The Forbes list of the World's Most Powerful Women this year includes 29 women helping to run governments around the world. Though that's flat from 30 in last year's ranking, those who have stayed continue to flex their muscles.
Angela Merkel, the first woman to become chancellor of Germany, ranks No. 1 on our list. She continued to impress the world with her cool leadership at two back-to-back summits. First, she stuck to her principles, getting G-8 leaders to agree to significant cuts in carbon emissions, among other things. She later corralled European Union countries into an agreement on a treaty to replace the E.U. constitution. Meanwhile, China's vice premier, Wu Yi (No. 2), continues to help lead a government that oversees an economy whose gross domestic product may soon eclipse Germany's, making it the third-biggest economy in the world. Wu recently stared down U.S. Treasury Secretary Henry Paulson over his myriad demands, including a revaluation of the yuan, in recent strategic economic talks with the U.S. China, though, faces enormous challenges, like improving its rickety social, legal and economic infrastructure, and now has to contend with an overheated stock market, unsafe and shoddy products and severe pollution. The year since we last ran the rankings has seen women making historic advances. Women now make up an all-time high of 17% of parliamentarians worldwide, according to a survey of 189 national parliaments by the Inter-Parliamentary Union, the international organization of parliaments of sovereign states that was established in 1889. The IPU also says overall the number of female heads of government has more than doubled. France's newly elected conservative president, Nicolas Sarkozy, beat out SégolÃÃ‚Â¨ne Royal, who ran a lackluster campaign. With a nod toward a 2000 French "gender parity" law obliging parties to field an equal number of men and women candidates, Sarkozy appointed seven women to his 15-member cabinet to help enact his sweeping overhaul of France's social welfare system, including Christine Lagarde (No. 12), minister of finance and economics, and France's former Defense Minister MichÃÃ‚Â¨le Aliot-Marie (No. 11), who remains in Sarkozy's cabinet as France's minister of the interior and overseas territories.
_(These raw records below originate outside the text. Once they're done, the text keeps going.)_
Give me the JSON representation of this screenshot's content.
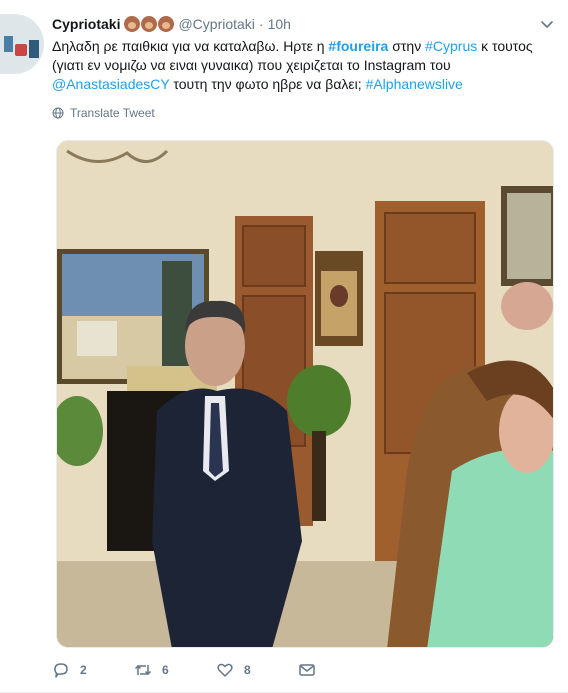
{
  "tweet": {
    "user": {
      "name": "Cypriotaki",
      "handle": "@Cypriotaki"
    },
    "separator": "·",
    "time": "10h",
    "text": {
      "t1": "Δηλαδη ρε παιθκια για να καταλαβω. Ηρτε η ",
      "hashtag1": "#foureira",
      "t2": " στην ",
      "hashtag2": "#Cyprus",
      "t3": " κ τουτος (γιατι εν νομιζω να ειναι γυναικα) που χειριζεται το Instagram του ",
      "mention": "@AnastasiadesCY",
      "t4": " τουτη την φωτο ηβρε να βαλει; ",
      "hashtag3": "#Alphanewslive"
    },
    "translate_label": "Translate Tweet",
    "actions": {
      "reply_count": "2",
      "retweet_count": "6",
      "like_count": "8"
    },
    "icons": {
      "reply": "speech-bubble-icon",
      "retweet": "retweet-arrows-icon",
      "like": "heart-icon",
      "dm": "envelope-icon",
      "translate": "globe-icon",
      "more": "chevron-down-icon",
      "emoji": "see-no-evil-monkey-icon"
    },
    "colors": {
      "link": "#1da1f2",
      "secondary_text": "#657786",
      "primary_text": "#14171a"
    }
  }
}
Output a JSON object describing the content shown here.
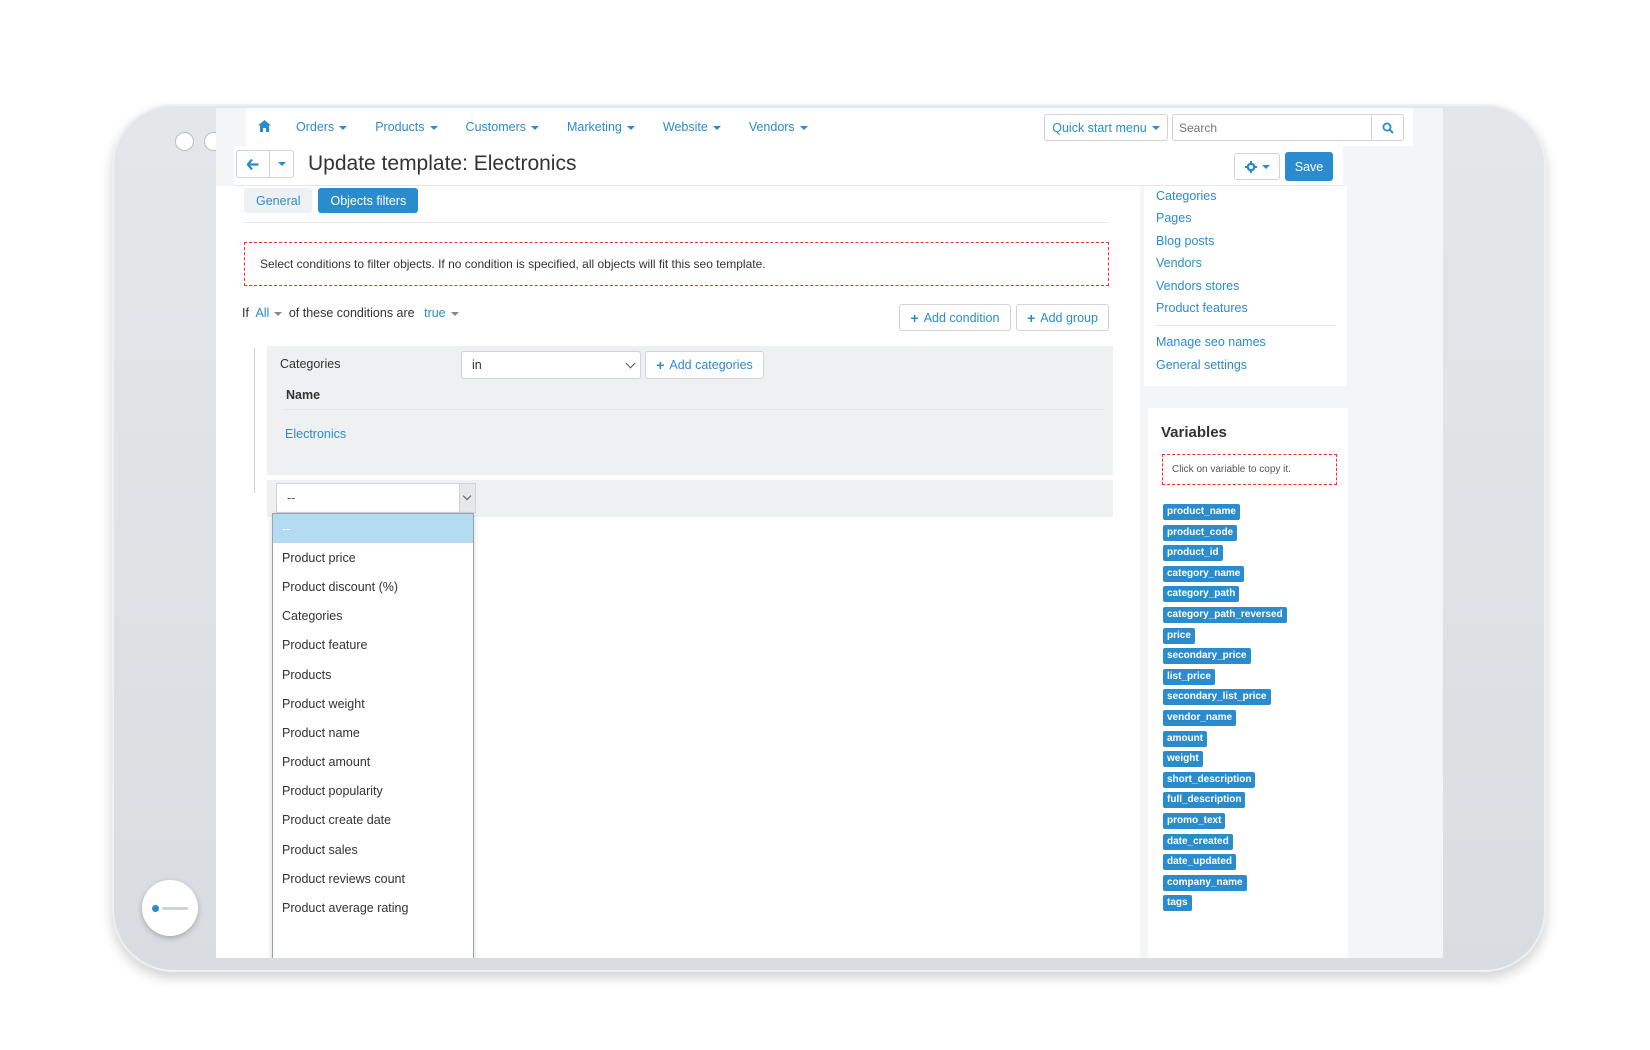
{
  "nav": {
    "items": [
      {
        "label": "Orders"
      },
      {
        "label": "Products"
      },
      {
        "label": "Customers"
      },
      {
        "label": "Marketing"
      },
      {
        "label": "Website"
      },
      {
        "label": "Vendors"
      }
    ],
    "quick_start": "Quick start menu",
    "search_placeholder": "Search"
  },
  "header": {
    "title": "Update template: Electronics",
    "save_label": "Save"
  },
  "tabs": [
    {
      "label": "General",
      "active": false
    },
    {
      "label": "Objects filters",
      "active": true
    }
  ],
  "notice": "Select conditions to filter objects. If no condition is specified, all objects will fit this seo template.",
  "conditions": {
    "prefix": "If",
    "all_label": "All",
    "middle": "of these conditions are",
    "true_label": "true",
    "add_condition": "Add condition",
    "add_group": "Add group"
  },
  "category_condition": {
    "label": "Categories",
    "operator": "in",
    "add_categories": "Add categories",
    "name_header": "Name",
    "values": [
      "Electronics"
    ]
  },
  "new_condition": {
    "selected": "--",
    "options": [
      "--",
      "Product price",
      "Product discount (%)",
      "Categories",
      "Product feature",
      "Products",
      "Product weight",
      "Product name",
      "Product amount",
      "Product popularity",
      "Product create date",
      "Product sales",
      "Product reviews count",
      "Product average rating"
    ]
  },
  "sidebar": {
    "links": [
      "Categories",
      "Pages",
      "Blog posts",
      "Vendors",
      "Vendors stores",
      "Product features"
    ],
    "links2": [
      "Manage seo names",
      "General settings"
    ]
  },
  "variables": {
    "title": "Variables",
    "hint": "Click on variable to copy it.",
    "tags": [
      "product_name",
      "product_code",
      "product_id",
      "category_name",
      "category_path",
      "category_path_reversed",
      "price",
      "secondary_price",
      "list_price",
      "secondary_list_price",
      "vendor_name",
      "amount",
      "weight",
      "short_description",
      "full_description",
      "promo_text",
      "date_created",
      "date_updated",
      "company_name",
      "tags"
    ]
  },
  "colors": {
    "accent": "#2b8ccd",
    "notice_border": "#e8312f",
    "selected_option": "#b3dcf2"
  }
}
In a historic election, Indian lawmakers recently elected for president the handpicked choice of Sonia Gandhi (No. 6), leader of India's most powerful political party, the Indian National Congress Party. Though the position is largely ceremonial, Pratibha Patil, 72, is now India's first female president. The vote, however, saw angry allegations leveled against Patil over purported corruption and criminal activity in her family. Elsewhere on the Indian subcontinent, another woman may soon return to power. Pakistan's ex-Premier Benazir Bhutto, who was the country's first female leader, is seeking a deal with President Pervez Musharaff that would allow her to return from exile to stand for election without facing arrest. In the Middle East, Muslim women are also steadily gaining government jobs that affect businesses in the region. Sheikha Lubna Al-Qasimi, minister of the economy in the United Arab Emirates (No. 99), has cracked down on stock market shenanigans with tougher rules, transparency and corporate governance. In March 2007, the Supreme Judicial Council in Egypt, the country's highest court, chose 31 women to be judges, 30 of whom (one declined her new position for undisclosed reasons) now work at courts around Egypt. Afghanistan's constitution reserves a quarter of its seats in its lower house and 17% in the upper house of its parliament for women--a higher percentage than the number of women now in the U.S. Congress (14%). And two businesswomen in Saudi Arabia won election to the country's chamber of commerce in 2006, according to the Middle East Review of International Affairs.In the U.S. Congress, though that 14% figure seems small, it represents a record number of women who now serve in the U.S.'s highest legislative body, 74. Democrat Nancy Pelosi (No. 26) is now the first female speaker of the U.S. House of Representatives, and is third in line to the presidency. Moreover, U.S. Sen. and former first lady Hillary Clinton (No. 25) may make history by winning the Democratic presidential nomination. But will she make history again by winning the presidency? Clinton might have had a better shot at it if she were born in England, Germany, India, Pakistan or Israel. Women who operate in these parliamentary systems of government have had an easier time getting to the top because they are handpicked by their colleagues in their countries' ruling party, not by an entire country of voters in national elections. Over at the United Nations, Dr. Asha-Rose Migiro of Tanzania took office as deputy secretary-general, becoming the first African woman to assume the No. 2 spot at the international organization. With a broad mandate to expand the voice of the developing world, Migiro has the bona fides, having served as Tanzania's first female foreign minister. Prior to that post, she worked at giving free legal aid to women, children and the poor. More firsts may be on the way. In Argentina, it's expected that Cristina Fernandez de Kirchner, first lady and senator, will run for president after her husband leaves the job in October. In Guatemala, activist and 1992 Nobel Peace Prize winner Rigoberta Menchu has announced she will form an indigenous political party and run for president. And Ukraine's Yulia Tymoshenko, a former entrant on our Power Women list, is on the comeback trail, aiming to become the first woman to regain her country's prime ministership in this fall's parliamentary elections.